══ Source material

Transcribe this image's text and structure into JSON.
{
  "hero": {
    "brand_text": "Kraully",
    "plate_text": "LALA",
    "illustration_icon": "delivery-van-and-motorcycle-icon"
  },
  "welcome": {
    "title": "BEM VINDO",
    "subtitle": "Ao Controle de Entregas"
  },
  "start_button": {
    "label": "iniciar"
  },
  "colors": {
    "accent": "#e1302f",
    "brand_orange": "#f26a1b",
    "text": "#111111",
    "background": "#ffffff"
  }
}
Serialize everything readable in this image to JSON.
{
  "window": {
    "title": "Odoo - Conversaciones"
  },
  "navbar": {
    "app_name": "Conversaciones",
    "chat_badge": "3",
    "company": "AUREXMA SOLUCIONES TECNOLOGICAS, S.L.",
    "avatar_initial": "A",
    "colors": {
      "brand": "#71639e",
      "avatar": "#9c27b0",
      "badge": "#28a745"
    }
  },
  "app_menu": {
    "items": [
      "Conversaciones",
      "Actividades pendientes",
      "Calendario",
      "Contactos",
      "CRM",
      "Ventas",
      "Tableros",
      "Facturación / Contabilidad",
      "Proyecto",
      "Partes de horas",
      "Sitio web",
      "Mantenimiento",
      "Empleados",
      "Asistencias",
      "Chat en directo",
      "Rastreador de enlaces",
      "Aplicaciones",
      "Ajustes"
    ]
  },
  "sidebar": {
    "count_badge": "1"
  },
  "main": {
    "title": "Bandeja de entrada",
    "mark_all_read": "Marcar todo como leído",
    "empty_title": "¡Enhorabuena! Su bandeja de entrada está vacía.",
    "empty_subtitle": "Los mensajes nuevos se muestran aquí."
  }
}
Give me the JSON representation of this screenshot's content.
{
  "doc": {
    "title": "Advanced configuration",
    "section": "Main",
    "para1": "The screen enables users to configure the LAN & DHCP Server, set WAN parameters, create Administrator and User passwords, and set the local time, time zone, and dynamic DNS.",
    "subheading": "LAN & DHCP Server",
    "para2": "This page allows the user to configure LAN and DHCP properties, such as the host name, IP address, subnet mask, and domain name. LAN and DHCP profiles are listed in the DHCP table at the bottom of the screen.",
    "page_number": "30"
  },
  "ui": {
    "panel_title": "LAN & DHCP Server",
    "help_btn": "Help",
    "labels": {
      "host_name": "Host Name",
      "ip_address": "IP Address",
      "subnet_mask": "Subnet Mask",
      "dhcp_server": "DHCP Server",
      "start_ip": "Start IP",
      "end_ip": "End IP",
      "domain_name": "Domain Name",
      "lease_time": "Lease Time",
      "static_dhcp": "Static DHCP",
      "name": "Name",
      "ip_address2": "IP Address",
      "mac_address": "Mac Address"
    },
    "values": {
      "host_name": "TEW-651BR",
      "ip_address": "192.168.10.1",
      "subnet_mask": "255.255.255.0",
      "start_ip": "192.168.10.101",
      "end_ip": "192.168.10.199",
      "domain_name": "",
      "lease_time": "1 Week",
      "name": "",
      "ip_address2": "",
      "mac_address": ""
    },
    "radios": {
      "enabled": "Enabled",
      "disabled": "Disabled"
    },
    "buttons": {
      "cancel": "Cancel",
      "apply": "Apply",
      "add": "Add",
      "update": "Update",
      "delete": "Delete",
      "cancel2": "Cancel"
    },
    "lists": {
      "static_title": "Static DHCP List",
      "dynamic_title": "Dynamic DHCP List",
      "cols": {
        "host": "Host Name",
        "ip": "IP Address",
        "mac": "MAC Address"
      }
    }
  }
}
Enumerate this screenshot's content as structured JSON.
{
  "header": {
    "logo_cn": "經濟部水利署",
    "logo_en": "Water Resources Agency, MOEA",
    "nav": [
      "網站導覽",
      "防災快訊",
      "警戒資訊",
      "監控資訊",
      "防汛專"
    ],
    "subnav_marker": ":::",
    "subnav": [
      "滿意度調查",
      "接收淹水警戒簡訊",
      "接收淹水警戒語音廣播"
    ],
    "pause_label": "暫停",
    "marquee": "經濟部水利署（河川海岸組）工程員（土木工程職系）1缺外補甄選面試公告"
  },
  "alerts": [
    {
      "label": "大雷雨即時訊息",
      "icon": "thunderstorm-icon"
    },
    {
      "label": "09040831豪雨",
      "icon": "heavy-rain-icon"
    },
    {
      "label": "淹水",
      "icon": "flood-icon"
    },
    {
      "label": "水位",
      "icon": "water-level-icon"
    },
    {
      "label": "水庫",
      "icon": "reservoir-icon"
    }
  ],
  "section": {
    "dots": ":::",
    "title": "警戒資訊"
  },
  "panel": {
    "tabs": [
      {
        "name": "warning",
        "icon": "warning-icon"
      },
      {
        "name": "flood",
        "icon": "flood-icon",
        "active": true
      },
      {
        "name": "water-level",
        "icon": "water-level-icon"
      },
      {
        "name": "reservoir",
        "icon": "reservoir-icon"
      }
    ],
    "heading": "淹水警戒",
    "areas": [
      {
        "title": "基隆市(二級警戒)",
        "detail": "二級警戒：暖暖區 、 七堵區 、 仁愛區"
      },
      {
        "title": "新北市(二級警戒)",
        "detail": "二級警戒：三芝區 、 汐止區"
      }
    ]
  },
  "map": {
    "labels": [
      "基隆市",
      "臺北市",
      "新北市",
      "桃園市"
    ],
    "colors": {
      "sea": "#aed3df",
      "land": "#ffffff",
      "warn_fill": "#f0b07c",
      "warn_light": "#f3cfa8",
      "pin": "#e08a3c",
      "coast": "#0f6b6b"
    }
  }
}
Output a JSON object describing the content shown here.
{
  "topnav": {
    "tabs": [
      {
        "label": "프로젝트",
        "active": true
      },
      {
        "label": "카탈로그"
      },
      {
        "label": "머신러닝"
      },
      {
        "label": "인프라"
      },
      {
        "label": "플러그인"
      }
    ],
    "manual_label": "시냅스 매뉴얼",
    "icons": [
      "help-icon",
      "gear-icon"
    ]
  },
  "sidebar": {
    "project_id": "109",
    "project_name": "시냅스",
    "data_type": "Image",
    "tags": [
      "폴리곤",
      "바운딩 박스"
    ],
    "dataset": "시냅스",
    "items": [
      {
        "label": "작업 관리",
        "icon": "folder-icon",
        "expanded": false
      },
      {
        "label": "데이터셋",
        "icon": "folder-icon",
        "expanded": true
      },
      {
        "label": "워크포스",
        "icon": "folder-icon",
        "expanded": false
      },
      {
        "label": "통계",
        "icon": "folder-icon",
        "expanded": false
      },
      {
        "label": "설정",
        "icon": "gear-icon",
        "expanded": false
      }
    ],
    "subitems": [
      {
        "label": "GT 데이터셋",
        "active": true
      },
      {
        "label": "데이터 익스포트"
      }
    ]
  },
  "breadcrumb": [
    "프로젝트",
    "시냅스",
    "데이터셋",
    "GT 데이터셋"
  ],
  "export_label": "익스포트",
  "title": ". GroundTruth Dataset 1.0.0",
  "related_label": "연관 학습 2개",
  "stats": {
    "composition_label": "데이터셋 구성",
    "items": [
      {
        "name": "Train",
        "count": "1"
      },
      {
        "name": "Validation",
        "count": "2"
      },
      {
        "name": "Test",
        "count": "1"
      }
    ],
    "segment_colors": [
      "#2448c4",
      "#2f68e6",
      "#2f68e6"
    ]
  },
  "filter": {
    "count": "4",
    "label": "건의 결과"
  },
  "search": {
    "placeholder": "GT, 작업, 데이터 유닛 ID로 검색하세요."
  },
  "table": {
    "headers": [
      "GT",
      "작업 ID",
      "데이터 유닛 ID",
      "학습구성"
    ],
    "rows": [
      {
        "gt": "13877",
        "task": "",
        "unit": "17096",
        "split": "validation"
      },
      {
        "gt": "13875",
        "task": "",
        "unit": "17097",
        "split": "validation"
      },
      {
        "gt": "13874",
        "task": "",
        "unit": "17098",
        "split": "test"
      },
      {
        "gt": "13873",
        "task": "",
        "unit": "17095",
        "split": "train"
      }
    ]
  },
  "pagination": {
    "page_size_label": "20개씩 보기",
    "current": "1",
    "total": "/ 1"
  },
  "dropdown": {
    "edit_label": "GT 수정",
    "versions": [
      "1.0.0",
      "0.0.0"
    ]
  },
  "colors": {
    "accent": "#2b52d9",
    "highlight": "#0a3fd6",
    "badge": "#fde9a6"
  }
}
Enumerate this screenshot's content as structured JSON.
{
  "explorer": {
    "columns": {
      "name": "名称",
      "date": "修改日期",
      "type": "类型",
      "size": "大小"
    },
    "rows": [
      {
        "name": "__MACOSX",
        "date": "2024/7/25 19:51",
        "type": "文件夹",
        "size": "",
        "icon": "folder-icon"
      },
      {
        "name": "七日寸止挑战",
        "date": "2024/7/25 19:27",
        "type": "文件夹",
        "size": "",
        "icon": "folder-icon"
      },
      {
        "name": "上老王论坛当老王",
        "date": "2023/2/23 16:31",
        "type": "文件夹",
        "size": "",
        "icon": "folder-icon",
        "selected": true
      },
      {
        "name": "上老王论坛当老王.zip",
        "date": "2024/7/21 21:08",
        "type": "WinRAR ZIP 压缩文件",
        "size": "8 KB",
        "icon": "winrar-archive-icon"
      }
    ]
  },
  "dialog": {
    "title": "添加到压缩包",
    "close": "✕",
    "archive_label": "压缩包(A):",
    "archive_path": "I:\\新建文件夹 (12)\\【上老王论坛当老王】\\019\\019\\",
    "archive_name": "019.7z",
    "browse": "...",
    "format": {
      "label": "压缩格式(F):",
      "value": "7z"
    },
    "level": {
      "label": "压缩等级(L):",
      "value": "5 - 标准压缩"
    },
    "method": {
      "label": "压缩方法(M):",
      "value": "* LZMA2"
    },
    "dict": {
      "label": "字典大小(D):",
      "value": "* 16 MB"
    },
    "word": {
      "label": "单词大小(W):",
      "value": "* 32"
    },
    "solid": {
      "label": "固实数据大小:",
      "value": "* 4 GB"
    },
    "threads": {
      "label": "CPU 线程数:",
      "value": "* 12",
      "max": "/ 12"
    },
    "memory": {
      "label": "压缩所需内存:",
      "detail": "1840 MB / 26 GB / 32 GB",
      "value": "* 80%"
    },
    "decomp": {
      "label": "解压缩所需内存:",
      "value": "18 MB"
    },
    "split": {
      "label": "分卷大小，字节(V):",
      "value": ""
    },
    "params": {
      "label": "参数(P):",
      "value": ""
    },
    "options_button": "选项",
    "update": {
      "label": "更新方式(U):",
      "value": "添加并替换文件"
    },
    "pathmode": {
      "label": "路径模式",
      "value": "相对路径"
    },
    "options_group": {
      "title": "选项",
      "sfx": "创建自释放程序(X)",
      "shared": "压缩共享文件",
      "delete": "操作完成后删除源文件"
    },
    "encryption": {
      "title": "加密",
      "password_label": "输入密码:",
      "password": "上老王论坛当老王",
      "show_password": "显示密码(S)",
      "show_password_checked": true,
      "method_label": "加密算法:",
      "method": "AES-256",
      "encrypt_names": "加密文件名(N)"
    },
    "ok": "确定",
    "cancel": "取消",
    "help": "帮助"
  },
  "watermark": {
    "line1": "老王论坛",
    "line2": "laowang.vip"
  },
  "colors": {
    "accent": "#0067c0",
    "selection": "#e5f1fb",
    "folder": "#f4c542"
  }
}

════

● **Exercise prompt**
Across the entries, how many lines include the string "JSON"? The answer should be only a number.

● **Task output**
6